The federal Conservatives have asked Canada’s ethics watchdog to launch an investigation into allegations of improper lobbying related to the government’s emergency wage subsidy program.
The probe concerns possible breaches of the Conflict of Interest Act involving Michael McNair, a then-informal adviser to Prime Minister Justin Trudeau; Katie Telford, Trudeau’s chief of staff; and Telford’s husband, Rob Silver.
Vice reported last month that Silver had contacted staff in the Prime Minister’s Office and then-finance minister Bill Morneau’s office to ask for changes to the Canada Emergency Wage Subsidy (CEWS). Those changes would make MCAP, the mortgage and insurance company for which Silver works, eligible for the program. Silver was ultimately not successful in changing the eligibility criteria.
“By indulging Mr. Silver’s appeals, referring him back to Mr. Morneau’s office, and directing Mr. Morneau’s staff to speak to Mr. Silver, Mr. McNair, in our view, gave preferential treatment to Mr. Silver… based on his identity as both a friend and the spouse of his friend and immediate superior Ms. Telford,” Conservative finance and ethics critics Pierre Poilievre and Michael Barrett wrote in a letter to ethics commissioner Mario Dion on Sunday.
McNair was formerly Trudeau’s top policy advisor, but returned to an advising role in an unofficial capacity at the onset of the federal government’s COVID-19 response.

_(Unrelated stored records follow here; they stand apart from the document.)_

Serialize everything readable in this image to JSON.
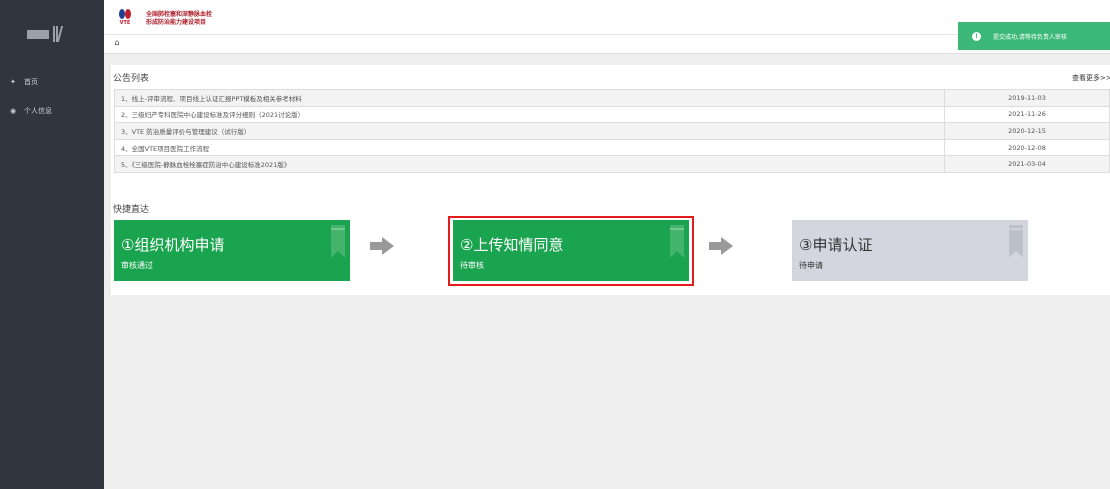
{
  "header": {
    "title_line1": "全国肺栓塞和深静脉血栓",
    "title_line2": "形成防治能力建设项目",
    "logo_text": "VTE"
  },
  "sidebar": {
    "items": [
      {
        "label": "首页",
        "icon": "home-icon"
      },
      {
        "label": "个人信息",
        "icon": "user-info-icon"
      }
    ]
  },
  "toast": {
    "message": "提交成功,请等待负责人审核",
    "icon": "info-icon",
    "color": "#3cb878"
  },
  "notices": {
    "title": "公告列表",
    "more_label": "查看更多>>",
    "rows": [
      {
        "text": "1、线上-评审流程、项目线上认证汇报PPT模板及相关参考材料",
        "date": "2019-11-03"
      },
      {
        "text": "2、三级妇产专科医院中心建设标准及评分细则（2021讨论版）",
        "date": "2021-11-26"
      },
      {
        "text": "3、VTE 防治质量评价与管理建议（试行版）",
        "date": "2020-12-15"
      },
      {
        "text": "4、全国VTE项目医院工作流程",
        "date": "2020-12-08"
      },
      {
        "text": "5、《三级医院-静脉血栓栓塞症防治中心建设标准2021版》",
        "date": "2021-03-04"
      }
    ]
  },
  "quick": {
    "title": "快捷直达",
    "cards": [
      {
        "title": "①组织机构申请",
        "status": "审核通过",
        "color": "#1ba44f"
      },
      {
        "title": "②上传知情同意",
        "status": "待审核",
        "color": "#1ba44f"
      },
      {
        "title": "③申请认证",
        "status": "待申请",
        "color": "#d3d6de"
      }
    ]
  }
}
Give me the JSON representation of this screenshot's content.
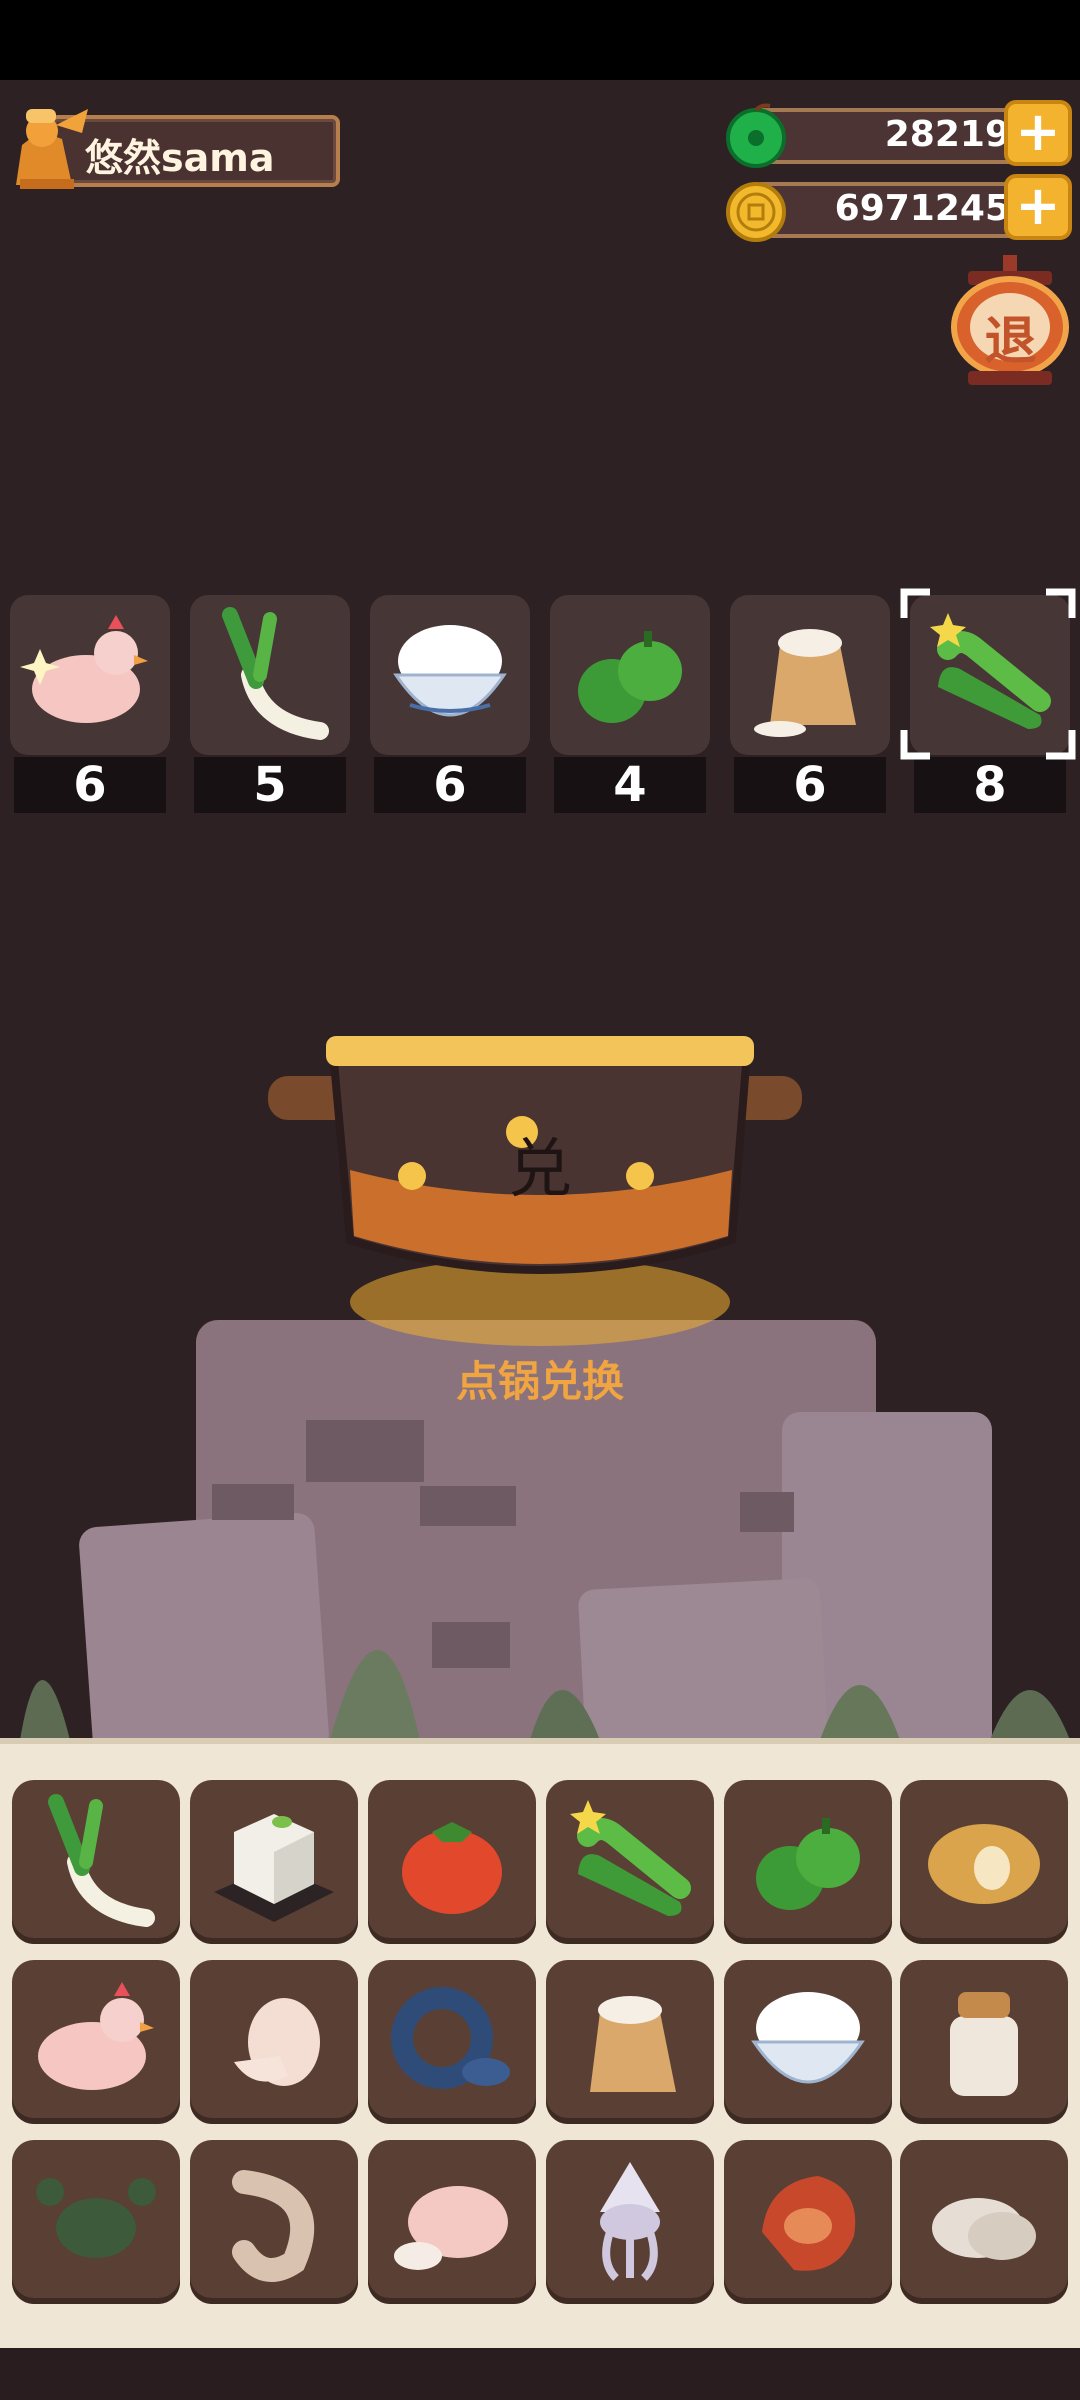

The PMO confirmed to CBC News that McNair was not a paid employee of its office when the conversation was reported to have taken place and said he was working as a volunteer. McNair again became a paid employee of the PMO on June 15 as a special adviser to Trudeau.
Telford followed protocol, PMO reiterates
The Opposition has rejected explanations that McNair was only an informal adviser at the time, stating that he carried “formal weight and authority” given his previous role. On that premise, the Conservatives allege that McNair’s actions could have furthered Silver and Telford’s private interests.
However, the PMO has repeatedly said that Telford took swift action to follow proper ethics procedures before her husband became MCAP’s senior vice-president.
“Before Mr. Silver was hired at MCAP, Ms. Telford proactively reached out to the Office of the Conflict of Interest and Ethics Commissioner in January to inquire if any action was required on her part,” the PMO said in a previously released statement.
“The Office said no additional measures were required. However, out of an abundance of caution, Ms. Telford implemented a voluntary conflict screen at that time. This screen applies to anything related to MCAP and it has been diligently followed since it was implemented.”
The PMO said that it takes all its ethics obligations “very seriously and follows the rules.”
Lobbying commissioner begins assessment
The Conservatives have already asked Lobbying Commissioner Nancy Bélanger to investigate the matter.
Poilievre and Barrett wrote to Bélanger in August asking her to look into whether Silver or MCAP should have been registered to lobby the federal government.
While Bélanger opened a preliminary assessment, the Conservatives requested a second assessment on Thursday into unregistered communications between Silver, the PMO and Morneau’s office related to amending the wage subsidy program.
A spokesperson for MCAP said the company has “strictly complied with the letter and spirit” of the law regarding the matter.
“MCAP, through counsel, consulted with Canada’s Lobbying Commissioner in January to establish proper screens and protocols around any engagement with government,” the statement said.